In the data below, which lines hold "addTarget"? Copy every one.

*** Block opens ***

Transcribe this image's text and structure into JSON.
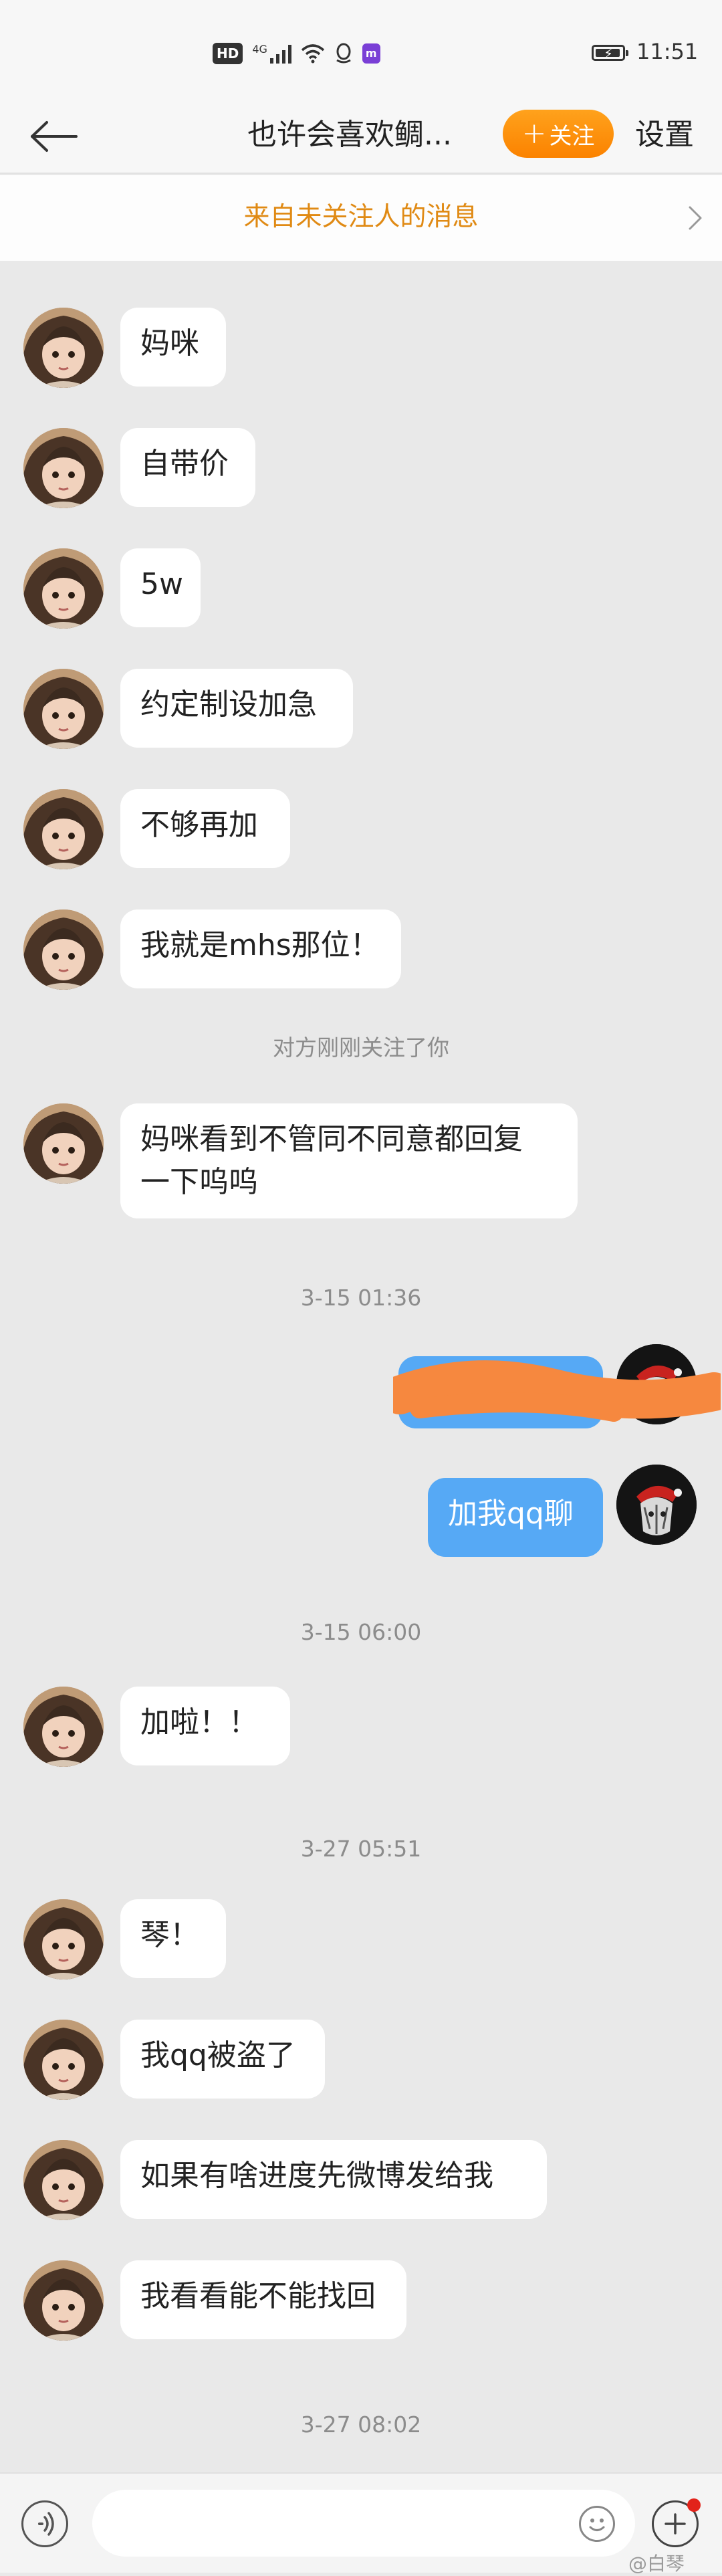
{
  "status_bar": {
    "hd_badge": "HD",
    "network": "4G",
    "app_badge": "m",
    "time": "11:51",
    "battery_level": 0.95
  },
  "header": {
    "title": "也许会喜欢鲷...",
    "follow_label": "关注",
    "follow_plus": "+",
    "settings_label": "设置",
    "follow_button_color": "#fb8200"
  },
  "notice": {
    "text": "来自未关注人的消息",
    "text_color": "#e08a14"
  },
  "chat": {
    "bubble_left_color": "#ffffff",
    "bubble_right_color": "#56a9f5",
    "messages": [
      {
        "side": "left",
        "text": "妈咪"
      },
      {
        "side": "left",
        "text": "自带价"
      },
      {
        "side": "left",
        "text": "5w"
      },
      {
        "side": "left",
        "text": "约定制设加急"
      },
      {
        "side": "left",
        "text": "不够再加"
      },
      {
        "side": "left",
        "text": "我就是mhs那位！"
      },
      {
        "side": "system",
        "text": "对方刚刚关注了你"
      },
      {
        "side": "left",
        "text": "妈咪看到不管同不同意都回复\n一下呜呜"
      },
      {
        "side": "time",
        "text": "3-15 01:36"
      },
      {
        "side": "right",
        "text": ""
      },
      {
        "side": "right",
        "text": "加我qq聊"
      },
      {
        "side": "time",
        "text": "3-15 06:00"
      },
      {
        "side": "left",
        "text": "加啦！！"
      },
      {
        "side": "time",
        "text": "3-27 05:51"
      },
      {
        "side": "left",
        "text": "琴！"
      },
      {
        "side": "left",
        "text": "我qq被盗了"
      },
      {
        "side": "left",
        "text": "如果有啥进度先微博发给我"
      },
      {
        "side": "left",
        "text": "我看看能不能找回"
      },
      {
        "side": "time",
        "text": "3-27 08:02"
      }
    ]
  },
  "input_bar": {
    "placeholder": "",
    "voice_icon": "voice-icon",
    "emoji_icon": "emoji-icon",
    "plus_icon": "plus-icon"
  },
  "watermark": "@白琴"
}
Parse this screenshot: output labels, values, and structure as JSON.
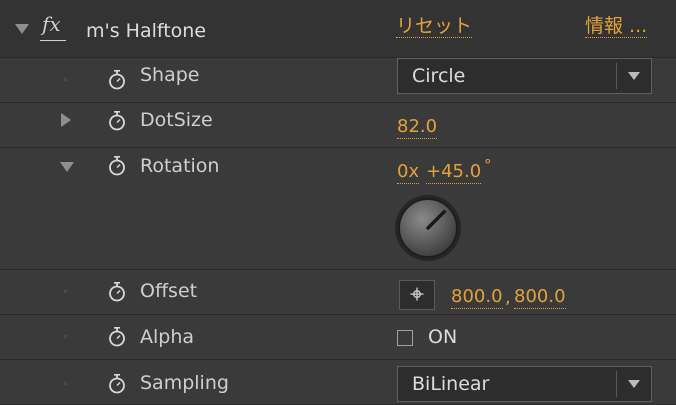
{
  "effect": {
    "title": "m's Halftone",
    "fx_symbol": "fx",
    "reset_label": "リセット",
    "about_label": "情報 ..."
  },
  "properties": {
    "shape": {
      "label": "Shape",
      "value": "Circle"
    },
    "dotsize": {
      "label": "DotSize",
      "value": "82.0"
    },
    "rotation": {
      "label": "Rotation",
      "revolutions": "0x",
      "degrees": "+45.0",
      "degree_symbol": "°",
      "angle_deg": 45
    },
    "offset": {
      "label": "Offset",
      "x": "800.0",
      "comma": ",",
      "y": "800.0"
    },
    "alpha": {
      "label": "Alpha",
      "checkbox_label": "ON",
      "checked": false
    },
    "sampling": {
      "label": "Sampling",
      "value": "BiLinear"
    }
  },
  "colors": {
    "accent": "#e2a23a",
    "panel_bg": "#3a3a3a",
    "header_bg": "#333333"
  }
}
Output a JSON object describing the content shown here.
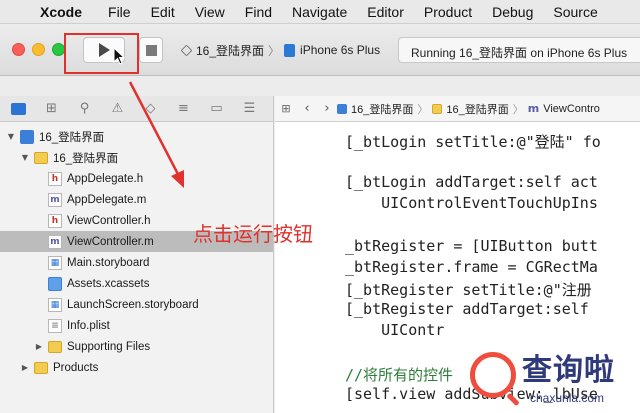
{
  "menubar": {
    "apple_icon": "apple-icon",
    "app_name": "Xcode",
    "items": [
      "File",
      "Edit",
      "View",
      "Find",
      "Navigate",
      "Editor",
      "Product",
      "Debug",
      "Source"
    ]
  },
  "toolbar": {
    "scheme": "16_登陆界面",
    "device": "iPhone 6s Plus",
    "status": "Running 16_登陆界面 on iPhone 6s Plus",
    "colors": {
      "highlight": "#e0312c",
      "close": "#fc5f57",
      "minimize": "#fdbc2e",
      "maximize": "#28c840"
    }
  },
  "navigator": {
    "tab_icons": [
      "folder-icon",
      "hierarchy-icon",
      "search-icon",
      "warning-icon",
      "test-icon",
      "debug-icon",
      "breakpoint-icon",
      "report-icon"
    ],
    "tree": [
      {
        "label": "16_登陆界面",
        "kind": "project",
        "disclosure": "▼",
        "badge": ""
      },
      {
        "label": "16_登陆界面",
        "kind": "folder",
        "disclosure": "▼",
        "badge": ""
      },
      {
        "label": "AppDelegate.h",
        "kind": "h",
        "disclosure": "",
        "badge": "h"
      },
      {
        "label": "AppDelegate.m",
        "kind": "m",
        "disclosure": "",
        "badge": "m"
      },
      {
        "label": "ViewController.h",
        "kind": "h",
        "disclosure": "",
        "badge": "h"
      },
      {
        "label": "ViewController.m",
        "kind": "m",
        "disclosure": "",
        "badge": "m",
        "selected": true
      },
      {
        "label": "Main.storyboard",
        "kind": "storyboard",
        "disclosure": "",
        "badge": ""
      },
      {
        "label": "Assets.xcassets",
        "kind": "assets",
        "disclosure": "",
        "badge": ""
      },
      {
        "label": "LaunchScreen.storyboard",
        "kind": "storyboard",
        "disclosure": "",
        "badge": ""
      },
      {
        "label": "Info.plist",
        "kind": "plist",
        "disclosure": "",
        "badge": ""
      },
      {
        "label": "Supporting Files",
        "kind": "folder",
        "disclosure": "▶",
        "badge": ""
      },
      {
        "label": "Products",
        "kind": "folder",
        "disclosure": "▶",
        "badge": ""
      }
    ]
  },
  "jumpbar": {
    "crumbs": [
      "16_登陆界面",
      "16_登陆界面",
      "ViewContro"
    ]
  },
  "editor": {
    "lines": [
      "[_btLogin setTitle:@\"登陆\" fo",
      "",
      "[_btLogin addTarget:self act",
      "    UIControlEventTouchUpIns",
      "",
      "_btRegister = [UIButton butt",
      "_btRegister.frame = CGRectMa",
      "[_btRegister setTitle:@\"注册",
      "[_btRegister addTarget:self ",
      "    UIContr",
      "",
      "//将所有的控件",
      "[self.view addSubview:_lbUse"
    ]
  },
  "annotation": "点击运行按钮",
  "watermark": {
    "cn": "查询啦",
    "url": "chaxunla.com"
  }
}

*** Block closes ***

*Task output:*
      "[_btLogin addTarget:self act",
      "[_btRegister addTarget:self ",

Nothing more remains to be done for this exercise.